### Aim of the task
From the records below, find each line with the string "Выдержка" and copy it.

### Input for this task
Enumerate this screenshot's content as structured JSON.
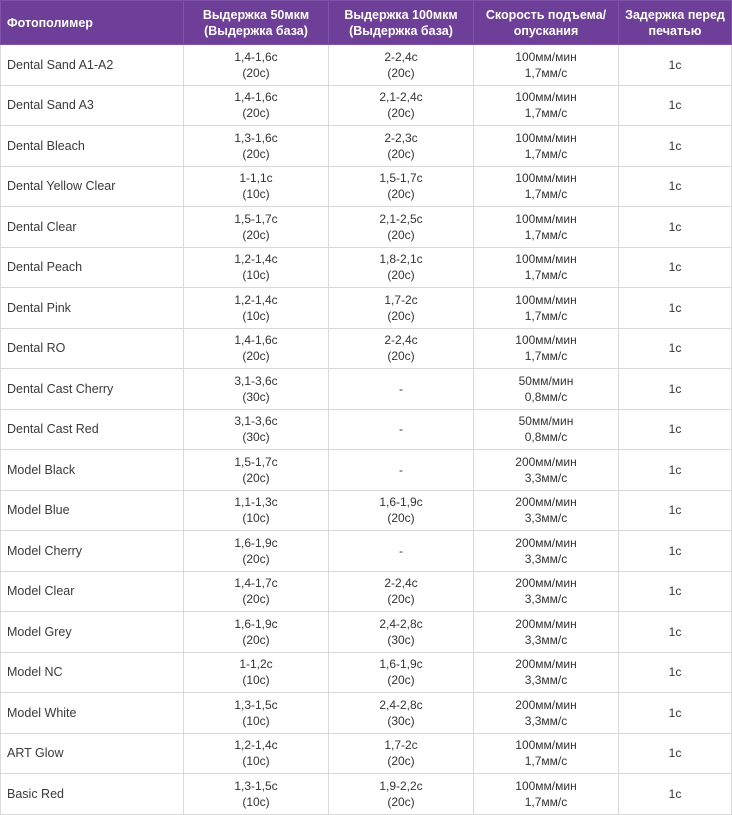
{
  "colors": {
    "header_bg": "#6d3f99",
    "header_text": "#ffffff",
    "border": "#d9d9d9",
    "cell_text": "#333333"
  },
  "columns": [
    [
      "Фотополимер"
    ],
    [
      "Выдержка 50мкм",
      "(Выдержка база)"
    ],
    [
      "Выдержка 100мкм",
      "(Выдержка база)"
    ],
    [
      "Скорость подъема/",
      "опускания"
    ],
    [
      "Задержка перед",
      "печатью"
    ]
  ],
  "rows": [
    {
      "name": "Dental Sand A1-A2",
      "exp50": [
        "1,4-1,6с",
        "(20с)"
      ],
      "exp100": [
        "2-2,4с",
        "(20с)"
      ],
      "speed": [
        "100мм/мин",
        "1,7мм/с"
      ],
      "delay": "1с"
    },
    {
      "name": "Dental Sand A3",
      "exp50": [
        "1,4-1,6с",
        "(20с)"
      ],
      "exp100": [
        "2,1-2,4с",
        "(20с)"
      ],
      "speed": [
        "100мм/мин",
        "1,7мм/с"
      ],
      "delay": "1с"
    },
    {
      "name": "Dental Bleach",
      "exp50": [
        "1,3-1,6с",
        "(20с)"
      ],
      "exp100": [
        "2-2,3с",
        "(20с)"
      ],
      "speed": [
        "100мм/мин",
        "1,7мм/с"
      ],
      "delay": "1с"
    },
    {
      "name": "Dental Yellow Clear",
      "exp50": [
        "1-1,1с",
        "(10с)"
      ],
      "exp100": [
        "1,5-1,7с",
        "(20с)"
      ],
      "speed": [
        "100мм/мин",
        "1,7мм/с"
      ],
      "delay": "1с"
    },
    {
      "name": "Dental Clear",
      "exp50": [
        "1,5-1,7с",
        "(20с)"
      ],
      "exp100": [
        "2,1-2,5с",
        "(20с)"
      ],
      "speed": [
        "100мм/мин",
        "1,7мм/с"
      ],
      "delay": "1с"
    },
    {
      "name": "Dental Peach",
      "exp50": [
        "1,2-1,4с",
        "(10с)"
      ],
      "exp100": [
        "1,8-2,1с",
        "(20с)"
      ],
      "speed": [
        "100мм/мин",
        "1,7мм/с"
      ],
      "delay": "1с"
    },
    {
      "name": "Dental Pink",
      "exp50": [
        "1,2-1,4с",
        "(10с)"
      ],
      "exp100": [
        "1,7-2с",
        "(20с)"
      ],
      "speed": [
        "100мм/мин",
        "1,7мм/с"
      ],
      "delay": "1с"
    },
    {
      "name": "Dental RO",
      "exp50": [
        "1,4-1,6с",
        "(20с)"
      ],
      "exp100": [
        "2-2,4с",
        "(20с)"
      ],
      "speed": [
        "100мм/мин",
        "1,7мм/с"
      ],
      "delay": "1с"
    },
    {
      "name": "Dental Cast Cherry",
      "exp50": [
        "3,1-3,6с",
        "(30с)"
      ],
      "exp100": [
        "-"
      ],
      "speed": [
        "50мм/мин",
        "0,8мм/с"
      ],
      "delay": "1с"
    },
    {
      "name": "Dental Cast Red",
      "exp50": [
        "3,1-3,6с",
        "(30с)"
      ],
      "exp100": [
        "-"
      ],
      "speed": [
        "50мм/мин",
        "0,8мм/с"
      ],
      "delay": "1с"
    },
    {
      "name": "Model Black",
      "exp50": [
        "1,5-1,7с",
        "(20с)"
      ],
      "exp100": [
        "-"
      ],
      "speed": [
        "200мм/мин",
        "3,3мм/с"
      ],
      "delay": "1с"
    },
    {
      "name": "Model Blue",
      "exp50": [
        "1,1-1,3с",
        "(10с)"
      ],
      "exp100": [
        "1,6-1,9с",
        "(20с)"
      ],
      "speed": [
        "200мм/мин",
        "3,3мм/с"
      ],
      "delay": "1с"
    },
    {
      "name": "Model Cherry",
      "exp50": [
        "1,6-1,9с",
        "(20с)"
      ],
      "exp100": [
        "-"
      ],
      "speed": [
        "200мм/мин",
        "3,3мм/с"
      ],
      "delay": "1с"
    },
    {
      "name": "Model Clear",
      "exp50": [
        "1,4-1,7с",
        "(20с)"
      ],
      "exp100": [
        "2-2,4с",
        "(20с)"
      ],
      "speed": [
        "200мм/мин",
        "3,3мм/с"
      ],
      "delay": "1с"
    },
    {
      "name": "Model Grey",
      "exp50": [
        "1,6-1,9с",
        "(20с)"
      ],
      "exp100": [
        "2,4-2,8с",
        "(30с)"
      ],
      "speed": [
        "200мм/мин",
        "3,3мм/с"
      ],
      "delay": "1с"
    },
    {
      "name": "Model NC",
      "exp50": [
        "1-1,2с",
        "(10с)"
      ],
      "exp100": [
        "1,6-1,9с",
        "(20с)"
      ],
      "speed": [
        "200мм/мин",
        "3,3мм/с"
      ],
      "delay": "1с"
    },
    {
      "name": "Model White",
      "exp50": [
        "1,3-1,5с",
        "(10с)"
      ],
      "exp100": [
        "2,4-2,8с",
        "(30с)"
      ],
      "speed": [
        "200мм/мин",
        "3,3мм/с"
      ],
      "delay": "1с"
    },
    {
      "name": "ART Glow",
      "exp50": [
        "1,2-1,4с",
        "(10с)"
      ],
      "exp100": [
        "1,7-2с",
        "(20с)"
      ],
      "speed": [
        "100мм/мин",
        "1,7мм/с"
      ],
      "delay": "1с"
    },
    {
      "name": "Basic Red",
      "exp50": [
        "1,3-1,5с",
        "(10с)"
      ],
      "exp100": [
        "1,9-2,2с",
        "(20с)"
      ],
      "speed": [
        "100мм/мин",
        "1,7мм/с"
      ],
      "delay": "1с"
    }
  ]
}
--
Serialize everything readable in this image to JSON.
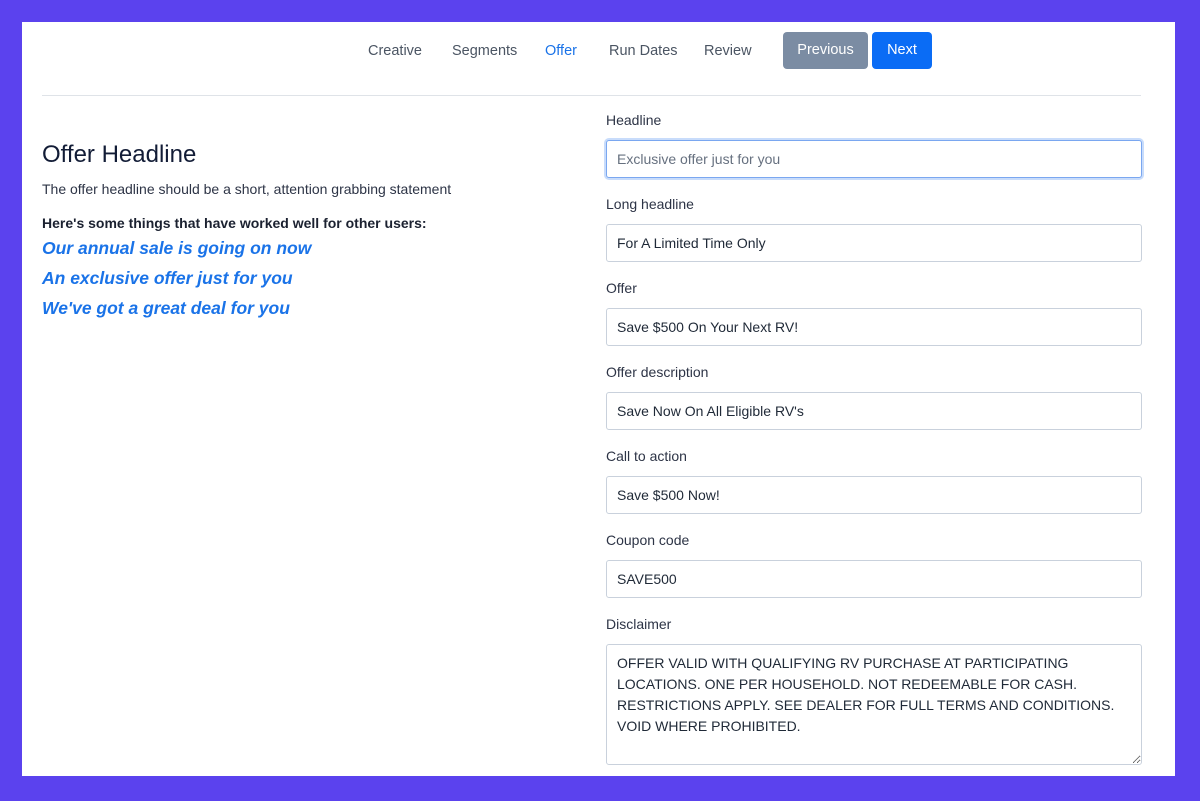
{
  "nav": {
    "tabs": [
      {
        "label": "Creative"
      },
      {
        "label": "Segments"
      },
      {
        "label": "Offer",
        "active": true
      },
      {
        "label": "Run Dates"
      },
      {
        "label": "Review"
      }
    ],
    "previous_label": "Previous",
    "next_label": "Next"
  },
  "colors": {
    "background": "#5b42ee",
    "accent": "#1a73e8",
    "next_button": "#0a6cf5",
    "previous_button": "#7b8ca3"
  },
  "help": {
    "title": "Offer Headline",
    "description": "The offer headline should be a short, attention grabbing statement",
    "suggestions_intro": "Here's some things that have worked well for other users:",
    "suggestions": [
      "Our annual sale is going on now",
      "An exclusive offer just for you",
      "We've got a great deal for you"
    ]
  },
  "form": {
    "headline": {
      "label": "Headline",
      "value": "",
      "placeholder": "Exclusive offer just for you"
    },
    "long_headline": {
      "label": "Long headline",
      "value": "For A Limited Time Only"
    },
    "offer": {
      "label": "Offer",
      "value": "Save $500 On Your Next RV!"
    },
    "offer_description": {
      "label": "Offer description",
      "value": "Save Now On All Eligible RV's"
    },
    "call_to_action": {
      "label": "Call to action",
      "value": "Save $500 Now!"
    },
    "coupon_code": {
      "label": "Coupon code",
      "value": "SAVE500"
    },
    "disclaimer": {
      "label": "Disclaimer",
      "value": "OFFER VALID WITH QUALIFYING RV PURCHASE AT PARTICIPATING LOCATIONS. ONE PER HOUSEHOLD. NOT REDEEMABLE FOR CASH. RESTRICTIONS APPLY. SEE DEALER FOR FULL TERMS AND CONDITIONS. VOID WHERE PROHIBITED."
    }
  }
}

### Reply
      "Выдержка 50мкм",
      "(Выдержка база)"
      "Выдержка 100мкм",
      "(Выдержка база)"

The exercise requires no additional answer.